- [What you need to do]: Below are the entries; return every line among them that holds the word "true".

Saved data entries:
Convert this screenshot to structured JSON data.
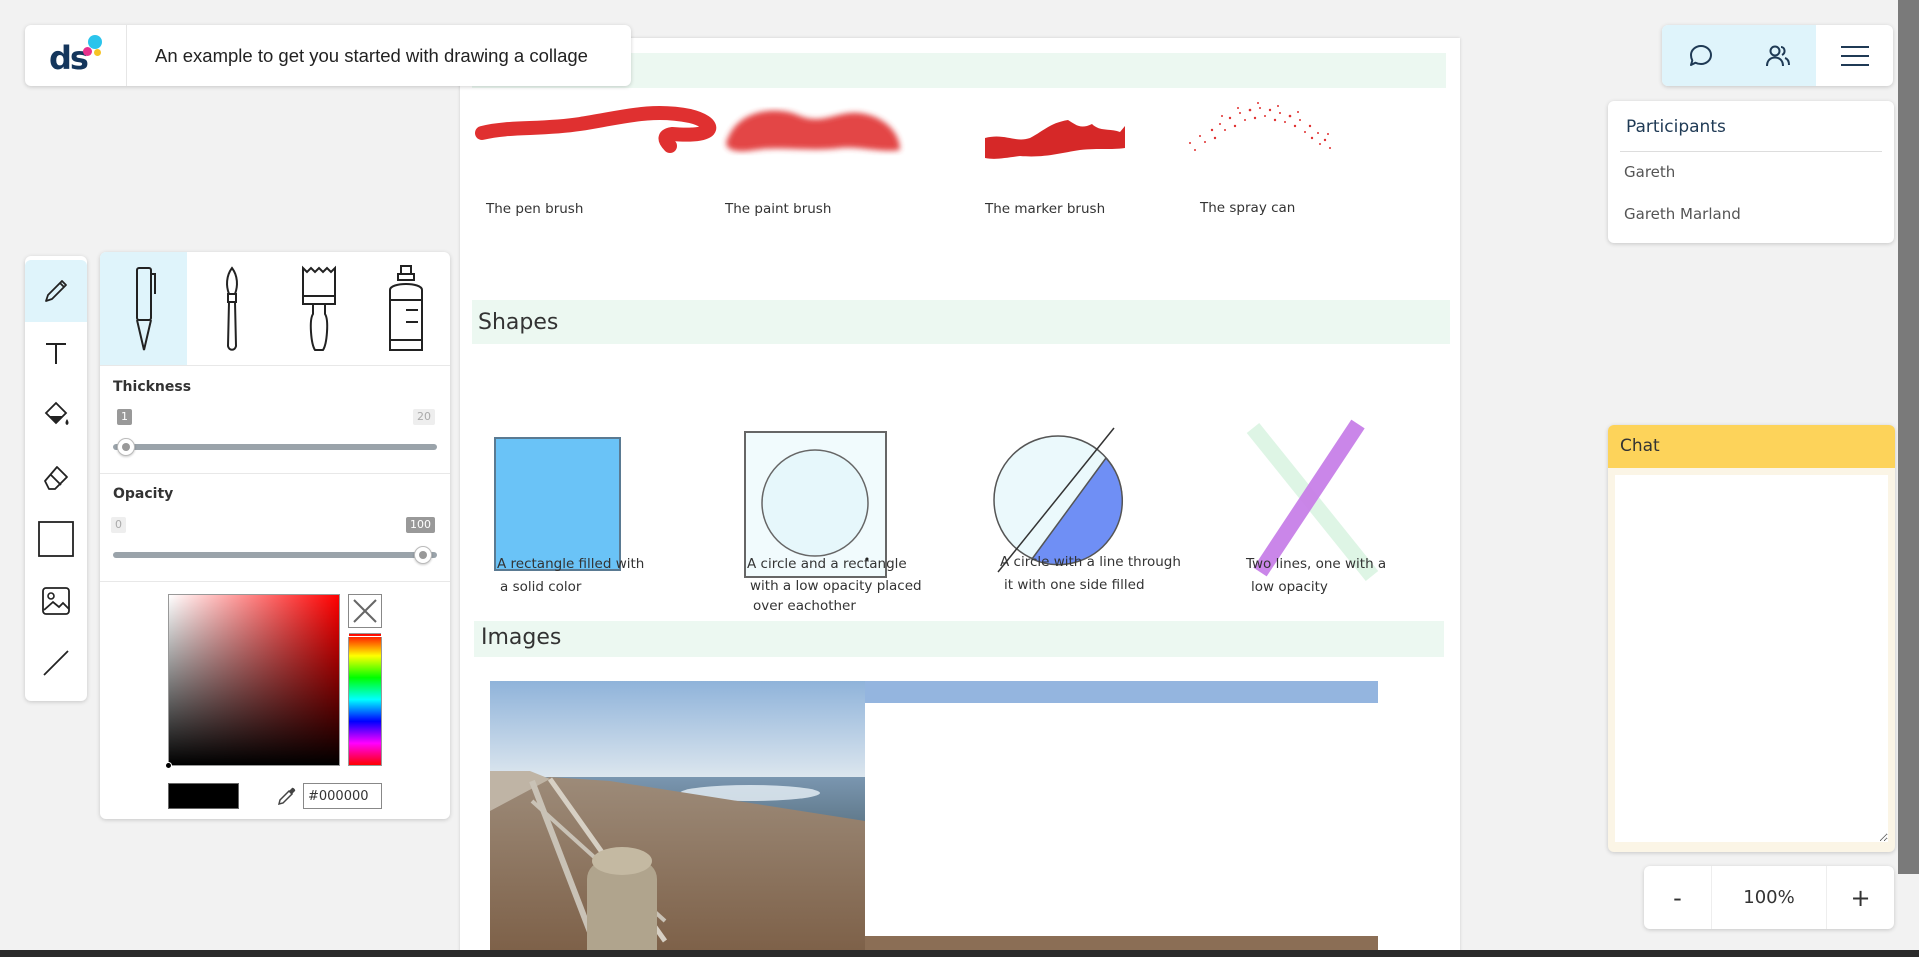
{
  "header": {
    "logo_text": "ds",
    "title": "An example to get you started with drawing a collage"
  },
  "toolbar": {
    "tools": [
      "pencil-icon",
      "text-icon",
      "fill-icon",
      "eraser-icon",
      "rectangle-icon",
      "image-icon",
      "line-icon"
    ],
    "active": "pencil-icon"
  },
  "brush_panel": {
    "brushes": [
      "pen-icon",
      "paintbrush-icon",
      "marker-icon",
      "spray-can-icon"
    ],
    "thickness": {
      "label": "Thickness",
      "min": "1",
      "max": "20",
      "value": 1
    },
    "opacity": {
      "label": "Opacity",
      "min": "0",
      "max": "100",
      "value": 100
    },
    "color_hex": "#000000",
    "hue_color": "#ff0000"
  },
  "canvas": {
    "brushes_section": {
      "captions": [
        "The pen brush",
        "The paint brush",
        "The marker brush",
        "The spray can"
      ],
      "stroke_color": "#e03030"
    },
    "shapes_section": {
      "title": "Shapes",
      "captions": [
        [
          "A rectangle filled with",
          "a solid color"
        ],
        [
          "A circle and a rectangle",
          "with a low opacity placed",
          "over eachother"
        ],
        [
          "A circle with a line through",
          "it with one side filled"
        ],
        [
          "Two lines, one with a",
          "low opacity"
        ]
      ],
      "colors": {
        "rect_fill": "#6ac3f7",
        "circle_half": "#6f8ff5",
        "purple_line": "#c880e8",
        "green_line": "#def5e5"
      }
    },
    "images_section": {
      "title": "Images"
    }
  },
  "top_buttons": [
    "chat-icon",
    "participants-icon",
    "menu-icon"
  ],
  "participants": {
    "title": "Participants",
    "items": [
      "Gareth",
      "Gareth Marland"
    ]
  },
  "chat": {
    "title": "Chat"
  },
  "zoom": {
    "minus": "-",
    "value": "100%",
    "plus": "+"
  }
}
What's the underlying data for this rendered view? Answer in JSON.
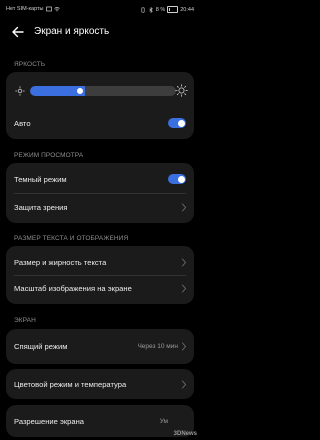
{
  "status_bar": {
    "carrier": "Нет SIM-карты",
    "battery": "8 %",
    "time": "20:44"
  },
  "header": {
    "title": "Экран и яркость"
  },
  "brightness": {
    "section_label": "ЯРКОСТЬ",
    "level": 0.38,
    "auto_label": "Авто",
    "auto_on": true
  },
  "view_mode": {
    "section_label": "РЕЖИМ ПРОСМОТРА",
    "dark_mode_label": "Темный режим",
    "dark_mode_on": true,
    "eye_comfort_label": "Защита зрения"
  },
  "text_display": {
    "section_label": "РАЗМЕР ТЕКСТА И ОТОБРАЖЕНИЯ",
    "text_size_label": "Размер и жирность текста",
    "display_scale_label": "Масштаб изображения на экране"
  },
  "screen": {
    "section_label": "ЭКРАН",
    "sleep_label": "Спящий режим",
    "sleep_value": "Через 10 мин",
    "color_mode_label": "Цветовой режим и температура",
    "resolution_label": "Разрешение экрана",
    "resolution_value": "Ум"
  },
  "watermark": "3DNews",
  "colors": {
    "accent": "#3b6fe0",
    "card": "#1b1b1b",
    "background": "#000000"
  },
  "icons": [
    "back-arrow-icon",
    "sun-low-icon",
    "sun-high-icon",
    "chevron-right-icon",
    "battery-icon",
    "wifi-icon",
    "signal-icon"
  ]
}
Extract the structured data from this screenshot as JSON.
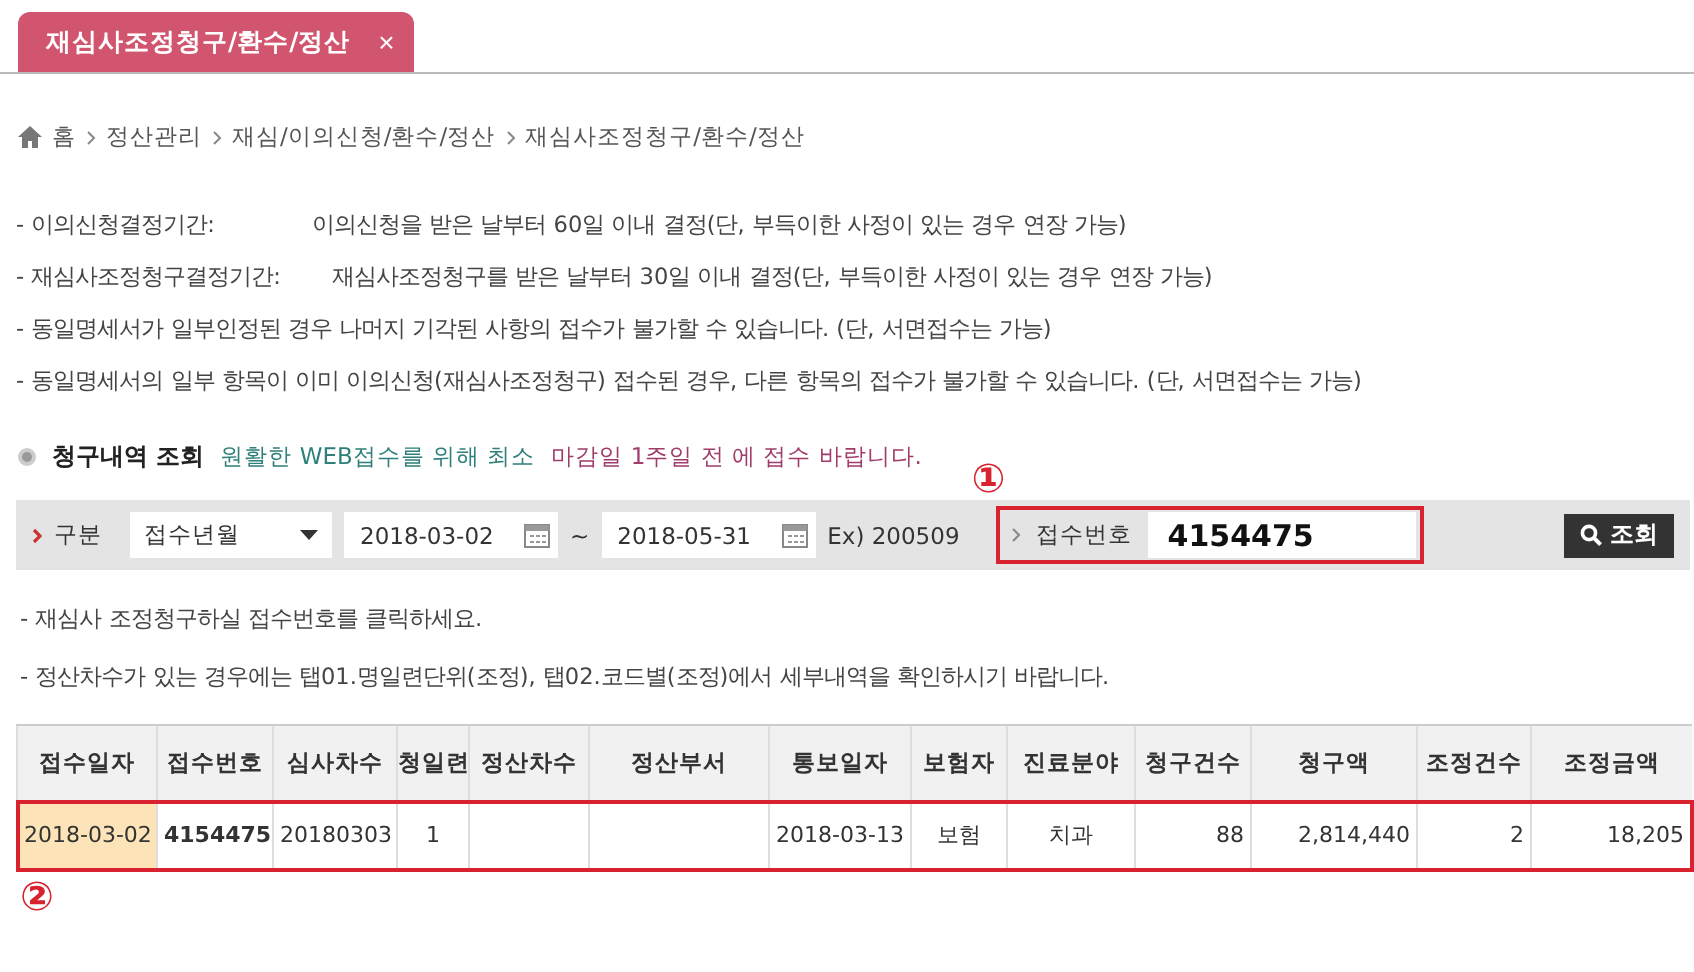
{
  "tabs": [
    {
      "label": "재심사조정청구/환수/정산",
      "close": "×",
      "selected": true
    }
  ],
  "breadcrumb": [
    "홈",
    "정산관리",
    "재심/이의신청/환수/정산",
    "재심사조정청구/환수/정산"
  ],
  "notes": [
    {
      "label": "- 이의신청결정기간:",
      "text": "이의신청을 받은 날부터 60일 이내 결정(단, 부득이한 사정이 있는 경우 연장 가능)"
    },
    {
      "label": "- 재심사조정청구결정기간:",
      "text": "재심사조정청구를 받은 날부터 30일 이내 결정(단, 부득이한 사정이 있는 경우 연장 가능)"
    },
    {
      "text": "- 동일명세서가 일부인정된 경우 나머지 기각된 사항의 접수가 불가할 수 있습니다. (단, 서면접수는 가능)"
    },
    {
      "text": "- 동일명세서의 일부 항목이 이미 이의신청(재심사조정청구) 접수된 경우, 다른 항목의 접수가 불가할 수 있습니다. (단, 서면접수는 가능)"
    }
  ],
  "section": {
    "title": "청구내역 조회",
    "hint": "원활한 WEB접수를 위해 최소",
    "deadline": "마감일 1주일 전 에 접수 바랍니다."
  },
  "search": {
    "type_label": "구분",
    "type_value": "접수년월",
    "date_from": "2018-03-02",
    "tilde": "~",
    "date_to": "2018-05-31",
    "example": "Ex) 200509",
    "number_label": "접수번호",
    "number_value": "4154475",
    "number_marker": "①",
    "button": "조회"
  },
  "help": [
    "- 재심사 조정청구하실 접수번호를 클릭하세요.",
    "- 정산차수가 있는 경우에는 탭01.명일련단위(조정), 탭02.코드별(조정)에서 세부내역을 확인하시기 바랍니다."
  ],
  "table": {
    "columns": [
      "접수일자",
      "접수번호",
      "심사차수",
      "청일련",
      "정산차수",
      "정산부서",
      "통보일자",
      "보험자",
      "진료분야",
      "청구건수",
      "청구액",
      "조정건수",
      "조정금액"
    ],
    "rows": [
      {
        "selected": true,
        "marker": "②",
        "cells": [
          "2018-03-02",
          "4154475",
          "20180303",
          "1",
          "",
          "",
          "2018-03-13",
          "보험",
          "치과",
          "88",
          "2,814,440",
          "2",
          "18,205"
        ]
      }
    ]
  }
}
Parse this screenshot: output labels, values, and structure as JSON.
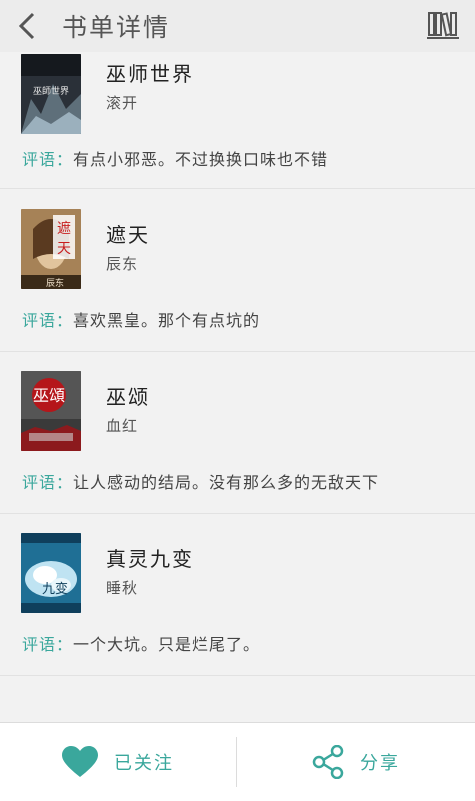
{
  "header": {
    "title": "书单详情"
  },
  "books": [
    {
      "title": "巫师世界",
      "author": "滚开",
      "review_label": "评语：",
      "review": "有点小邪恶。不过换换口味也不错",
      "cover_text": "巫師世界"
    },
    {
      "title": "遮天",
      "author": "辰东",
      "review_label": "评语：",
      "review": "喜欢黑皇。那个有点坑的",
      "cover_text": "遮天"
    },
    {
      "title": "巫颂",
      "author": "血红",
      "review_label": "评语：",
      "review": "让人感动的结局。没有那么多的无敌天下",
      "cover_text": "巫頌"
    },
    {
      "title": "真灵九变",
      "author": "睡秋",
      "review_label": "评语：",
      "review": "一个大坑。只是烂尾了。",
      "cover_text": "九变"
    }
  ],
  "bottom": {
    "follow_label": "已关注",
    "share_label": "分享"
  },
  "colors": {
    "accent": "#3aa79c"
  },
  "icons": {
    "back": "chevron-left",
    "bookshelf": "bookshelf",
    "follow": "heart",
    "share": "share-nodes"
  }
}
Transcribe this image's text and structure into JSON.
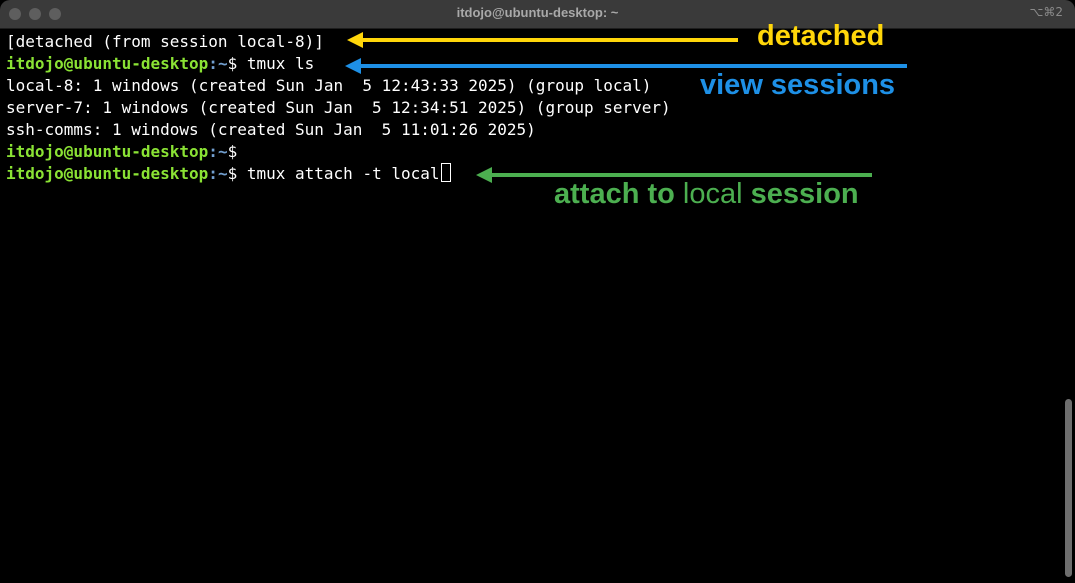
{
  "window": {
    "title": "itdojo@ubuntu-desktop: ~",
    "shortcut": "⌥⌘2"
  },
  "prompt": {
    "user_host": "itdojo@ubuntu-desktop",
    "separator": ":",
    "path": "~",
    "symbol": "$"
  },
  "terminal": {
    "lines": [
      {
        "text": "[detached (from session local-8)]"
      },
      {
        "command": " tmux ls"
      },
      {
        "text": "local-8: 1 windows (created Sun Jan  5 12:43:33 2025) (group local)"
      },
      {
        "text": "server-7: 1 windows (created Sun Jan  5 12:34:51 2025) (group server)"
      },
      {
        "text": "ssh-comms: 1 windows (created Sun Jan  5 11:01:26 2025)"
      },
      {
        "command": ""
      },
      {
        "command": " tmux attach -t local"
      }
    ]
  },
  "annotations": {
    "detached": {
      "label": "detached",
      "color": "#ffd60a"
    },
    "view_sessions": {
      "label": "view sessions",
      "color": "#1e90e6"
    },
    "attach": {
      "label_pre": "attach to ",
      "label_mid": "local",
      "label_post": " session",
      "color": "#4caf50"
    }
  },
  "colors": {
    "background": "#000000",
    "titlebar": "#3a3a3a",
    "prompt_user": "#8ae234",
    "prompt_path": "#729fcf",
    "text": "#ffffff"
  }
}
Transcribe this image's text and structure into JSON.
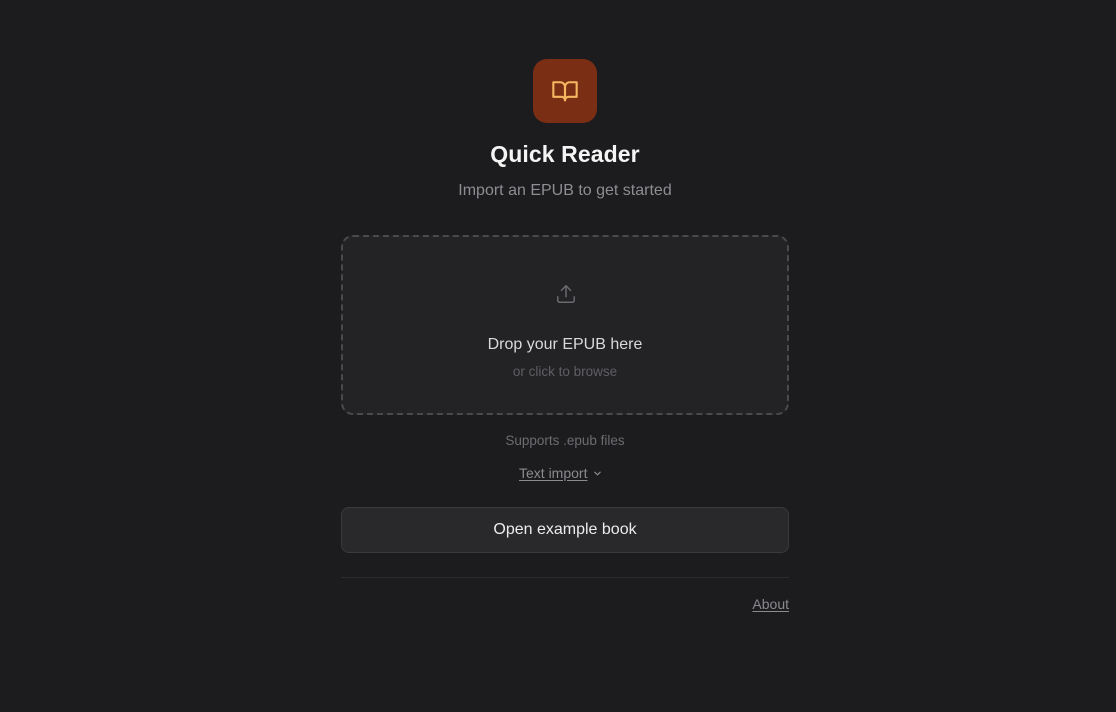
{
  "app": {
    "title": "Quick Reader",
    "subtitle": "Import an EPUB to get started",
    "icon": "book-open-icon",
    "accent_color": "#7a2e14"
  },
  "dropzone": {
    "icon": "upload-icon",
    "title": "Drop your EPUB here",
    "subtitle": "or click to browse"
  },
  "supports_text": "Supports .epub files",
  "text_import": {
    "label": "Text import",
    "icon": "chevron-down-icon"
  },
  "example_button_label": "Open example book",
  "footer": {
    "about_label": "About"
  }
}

- [Result]:
    "auto_on": true
    "dark_mode_on": true,
      "selected": true
        "selected": true,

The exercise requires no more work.